TO DO:
Wherever a line of the records contains "инструмент", copy that line.
===== SOURCE MATERIAL =====
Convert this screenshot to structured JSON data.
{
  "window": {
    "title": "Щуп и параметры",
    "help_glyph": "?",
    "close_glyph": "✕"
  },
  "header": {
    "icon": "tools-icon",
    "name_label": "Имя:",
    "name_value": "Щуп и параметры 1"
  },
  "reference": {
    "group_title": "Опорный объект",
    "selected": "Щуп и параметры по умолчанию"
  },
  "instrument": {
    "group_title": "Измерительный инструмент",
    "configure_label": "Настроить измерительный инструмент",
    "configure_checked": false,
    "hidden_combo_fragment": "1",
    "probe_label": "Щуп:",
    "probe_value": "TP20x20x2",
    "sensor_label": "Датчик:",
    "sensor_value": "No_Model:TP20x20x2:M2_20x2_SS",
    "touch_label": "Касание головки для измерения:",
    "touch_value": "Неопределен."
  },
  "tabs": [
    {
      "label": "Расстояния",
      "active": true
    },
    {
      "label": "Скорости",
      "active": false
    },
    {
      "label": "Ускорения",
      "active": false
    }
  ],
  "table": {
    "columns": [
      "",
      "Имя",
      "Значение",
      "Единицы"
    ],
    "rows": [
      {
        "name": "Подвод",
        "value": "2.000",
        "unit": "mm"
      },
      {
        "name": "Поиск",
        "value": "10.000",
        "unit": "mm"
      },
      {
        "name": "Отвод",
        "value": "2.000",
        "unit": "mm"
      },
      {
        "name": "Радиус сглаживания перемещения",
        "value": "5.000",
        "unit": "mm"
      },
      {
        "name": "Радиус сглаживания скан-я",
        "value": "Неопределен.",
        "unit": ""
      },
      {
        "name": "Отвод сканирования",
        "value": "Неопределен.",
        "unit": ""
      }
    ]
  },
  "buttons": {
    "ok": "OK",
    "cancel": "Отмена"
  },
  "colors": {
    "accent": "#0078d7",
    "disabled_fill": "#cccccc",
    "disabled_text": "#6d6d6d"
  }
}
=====
WRITTEN REPLY:
    "group_title": "Измерительный инструмент",
    "configure_label": "Настроить измерительный инструмент",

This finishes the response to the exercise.